About this task. If a line in the entries below includes "本地磁盘", pick it out and copy it.

Supplied material.
────────────────────

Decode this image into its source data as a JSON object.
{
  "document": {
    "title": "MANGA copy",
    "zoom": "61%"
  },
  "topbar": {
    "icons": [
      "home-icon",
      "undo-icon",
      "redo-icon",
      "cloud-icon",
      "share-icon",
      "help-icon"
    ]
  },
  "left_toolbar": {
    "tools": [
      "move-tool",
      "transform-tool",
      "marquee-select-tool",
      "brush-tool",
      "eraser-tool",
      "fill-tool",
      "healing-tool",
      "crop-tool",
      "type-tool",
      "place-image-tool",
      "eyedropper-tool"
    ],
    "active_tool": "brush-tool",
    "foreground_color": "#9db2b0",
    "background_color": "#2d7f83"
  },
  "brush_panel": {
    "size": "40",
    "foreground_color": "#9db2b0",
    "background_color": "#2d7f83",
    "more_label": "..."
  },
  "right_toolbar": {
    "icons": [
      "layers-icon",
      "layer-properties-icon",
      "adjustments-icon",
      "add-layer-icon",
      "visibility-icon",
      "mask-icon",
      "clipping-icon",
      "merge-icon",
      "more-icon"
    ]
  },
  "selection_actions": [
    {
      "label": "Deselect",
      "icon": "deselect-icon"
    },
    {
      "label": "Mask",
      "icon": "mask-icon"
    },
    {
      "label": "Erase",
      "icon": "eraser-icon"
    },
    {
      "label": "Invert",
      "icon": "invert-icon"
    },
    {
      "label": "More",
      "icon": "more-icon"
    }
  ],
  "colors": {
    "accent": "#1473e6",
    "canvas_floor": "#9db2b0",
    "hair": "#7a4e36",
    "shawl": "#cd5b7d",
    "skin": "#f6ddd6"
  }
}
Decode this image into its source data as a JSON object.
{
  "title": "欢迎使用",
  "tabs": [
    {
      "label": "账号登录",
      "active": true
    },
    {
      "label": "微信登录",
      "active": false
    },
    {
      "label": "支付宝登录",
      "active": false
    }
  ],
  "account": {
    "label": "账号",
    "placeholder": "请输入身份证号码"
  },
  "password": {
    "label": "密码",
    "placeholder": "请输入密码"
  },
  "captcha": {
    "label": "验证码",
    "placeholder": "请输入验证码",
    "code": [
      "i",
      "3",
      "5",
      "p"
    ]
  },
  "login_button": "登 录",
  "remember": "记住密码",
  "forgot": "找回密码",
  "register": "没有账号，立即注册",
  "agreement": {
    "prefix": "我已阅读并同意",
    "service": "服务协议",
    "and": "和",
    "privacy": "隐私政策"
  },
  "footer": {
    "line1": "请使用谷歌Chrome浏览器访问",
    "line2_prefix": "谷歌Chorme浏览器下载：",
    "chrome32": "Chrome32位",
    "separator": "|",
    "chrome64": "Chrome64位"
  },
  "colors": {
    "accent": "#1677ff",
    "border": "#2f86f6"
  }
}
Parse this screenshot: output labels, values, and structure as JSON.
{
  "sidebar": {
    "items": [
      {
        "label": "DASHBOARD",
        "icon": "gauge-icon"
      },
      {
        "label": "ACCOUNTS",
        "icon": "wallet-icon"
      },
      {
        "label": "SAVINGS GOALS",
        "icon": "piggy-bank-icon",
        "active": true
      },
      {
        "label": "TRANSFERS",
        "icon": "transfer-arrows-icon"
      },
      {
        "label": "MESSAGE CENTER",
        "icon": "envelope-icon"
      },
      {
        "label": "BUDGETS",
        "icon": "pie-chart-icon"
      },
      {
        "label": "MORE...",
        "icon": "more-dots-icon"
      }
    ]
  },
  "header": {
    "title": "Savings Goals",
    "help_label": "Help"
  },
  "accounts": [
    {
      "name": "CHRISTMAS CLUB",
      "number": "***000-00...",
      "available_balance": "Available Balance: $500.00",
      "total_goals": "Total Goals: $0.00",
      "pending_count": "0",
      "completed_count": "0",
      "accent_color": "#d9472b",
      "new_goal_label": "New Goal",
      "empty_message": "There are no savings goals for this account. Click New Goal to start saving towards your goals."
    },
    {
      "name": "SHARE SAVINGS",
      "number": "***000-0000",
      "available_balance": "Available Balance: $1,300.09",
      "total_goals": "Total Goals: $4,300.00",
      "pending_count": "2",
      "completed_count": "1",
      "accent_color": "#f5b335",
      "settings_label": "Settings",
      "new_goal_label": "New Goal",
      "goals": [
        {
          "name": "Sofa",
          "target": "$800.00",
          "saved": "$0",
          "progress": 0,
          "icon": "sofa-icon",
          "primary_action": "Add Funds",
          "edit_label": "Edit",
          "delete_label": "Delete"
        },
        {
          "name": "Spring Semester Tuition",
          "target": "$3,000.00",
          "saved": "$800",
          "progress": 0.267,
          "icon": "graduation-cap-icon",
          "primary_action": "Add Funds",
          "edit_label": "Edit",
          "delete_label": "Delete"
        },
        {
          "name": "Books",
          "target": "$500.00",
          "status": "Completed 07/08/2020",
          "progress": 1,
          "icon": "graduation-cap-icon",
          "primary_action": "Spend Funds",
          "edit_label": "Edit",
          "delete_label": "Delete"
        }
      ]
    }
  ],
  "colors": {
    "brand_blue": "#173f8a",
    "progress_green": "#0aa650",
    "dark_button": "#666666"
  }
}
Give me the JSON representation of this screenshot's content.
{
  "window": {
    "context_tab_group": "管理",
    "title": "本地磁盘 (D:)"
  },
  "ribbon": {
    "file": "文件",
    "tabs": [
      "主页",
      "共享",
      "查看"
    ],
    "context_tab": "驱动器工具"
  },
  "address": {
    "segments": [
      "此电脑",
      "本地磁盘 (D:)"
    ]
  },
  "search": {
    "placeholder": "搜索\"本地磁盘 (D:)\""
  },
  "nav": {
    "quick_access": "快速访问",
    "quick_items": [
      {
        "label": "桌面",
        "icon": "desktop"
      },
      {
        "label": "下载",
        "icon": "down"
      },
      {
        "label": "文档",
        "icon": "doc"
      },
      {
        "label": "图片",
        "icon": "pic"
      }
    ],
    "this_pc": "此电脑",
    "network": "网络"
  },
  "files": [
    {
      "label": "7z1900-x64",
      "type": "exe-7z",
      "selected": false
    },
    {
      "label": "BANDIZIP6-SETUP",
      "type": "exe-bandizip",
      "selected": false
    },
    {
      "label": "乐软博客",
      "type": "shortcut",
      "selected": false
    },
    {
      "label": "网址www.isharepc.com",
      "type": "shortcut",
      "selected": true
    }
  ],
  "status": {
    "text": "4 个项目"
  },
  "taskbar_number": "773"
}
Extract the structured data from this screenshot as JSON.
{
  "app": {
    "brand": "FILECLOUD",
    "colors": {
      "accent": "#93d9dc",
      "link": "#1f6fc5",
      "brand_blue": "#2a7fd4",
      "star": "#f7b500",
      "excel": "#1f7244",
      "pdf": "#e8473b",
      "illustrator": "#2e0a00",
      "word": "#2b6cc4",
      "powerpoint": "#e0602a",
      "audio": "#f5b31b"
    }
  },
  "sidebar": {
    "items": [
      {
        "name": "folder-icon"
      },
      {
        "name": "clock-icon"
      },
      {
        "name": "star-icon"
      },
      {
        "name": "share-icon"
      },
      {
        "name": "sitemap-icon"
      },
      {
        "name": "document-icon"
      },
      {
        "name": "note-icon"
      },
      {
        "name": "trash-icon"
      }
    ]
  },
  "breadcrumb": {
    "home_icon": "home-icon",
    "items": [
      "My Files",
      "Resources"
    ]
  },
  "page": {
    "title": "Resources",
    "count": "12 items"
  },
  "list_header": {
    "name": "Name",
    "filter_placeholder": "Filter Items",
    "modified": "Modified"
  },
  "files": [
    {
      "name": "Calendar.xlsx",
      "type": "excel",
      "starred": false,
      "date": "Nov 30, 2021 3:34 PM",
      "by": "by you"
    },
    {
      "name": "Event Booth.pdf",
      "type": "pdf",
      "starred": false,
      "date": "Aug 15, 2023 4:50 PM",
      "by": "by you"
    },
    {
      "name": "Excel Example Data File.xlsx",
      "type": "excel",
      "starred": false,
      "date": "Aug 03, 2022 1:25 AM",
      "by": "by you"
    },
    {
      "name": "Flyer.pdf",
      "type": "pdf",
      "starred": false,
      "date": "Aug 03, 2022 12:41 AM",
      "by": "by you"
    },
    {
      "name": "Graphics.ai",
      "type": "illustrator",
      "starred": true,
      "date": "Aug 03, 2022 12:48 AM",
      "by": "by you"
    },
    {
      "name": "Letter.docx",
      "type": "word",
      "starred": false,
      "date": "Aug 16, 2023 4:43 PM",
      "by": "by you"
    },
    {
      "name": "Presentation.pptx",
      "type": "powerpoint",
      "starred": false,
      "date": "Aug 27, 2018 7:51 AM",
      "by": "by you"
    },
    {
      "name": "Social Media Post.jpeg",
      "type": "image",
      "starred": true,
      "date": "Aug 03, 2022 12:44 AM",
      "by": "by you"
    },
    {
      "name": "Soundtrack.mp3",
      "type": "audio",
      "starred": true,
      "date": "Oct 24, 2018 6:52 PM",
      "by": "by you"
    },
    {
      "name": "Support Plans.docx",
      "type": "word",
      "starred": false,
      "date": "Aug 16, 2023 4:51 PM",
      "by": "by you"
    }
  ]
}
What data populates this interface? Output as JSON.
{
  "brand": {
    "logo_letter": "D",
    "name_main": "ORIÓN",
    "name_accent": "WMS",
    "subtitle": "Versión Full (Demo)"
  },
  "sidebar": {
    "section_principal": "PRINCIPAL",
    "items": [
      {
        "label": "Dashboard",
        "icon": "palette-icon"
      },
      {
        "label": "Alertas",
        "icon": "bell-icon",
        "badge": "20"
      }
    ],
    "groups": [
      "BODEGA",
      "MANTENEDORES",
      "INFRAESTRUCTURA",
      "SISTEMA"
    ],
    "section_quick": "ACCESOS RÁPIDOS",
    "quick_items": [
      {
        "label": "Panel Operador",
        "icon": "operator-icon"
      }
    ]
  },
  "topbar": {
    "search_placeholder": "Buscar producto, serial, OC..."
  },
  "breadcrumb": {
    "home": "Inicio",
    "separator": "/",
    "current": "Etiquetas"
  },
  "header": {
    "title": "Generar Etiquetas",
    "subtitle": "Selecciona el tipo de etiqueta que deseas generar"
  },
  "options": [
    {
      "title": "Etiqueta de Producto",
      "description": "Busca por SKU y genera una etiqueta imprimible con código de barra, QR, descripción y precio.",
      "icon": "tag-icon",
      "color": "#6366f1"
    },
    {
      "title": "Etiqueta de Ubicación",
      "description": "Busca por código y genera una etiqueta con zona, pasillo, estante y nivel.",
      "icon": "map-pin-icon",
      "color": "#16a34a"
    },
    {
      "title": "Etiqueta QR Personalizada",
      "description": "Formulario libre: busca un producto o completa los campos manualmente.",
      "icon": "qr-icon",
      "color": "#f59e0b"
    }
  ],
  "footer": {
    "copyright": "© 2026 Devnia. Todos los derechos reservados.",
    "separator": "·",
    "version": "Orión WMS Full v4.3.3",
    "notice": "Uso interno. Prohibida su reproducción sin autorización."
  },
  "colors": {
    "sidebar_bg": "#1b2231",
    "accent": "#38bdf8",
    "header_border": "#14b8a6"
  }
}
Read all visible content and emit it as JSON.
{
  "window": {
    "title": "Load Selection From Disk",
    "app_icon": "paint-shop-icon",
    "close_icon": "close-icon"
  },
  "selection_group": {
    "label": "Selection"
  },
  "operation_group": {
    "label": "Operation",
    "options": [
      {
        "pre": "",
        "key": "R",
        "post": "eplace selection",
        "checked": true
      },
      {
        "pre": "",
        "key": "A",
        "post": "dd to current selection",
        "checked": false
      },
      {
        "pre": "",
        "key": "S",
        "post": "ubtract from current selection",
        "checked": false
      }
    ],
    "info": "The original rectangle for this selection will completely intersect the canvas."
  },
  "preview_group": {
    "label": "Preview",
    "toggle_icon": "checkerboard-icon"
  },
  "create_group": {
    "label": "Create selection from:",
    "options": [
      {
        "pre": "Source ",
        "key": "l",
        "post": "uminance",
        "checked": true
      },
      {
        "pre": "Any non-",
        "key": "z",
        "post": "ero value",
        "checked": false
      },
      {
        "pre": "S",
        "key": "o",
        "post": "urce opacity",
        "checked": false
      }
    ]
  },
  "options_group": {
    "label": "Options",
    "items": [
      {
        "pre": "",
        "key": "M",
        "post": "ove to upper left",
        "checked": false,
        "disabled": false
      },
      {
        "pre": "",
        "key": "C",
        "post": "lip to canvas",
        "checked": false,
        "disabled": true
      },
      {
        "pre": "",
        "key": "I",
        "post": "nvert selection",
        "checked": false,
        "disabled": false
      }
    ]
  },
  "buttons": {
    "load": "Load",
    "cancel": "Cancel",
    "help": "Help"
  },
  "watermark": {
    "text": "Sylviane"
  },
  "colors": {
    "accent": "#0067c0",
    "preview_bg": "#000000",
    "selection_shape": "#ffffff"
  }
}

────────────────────

Finished task.
    "title": "本地磁盘 (D:)"
      "本地磁盘 (D:)"
    "placeholder": "搜索\"本地磁盘 (D:)\""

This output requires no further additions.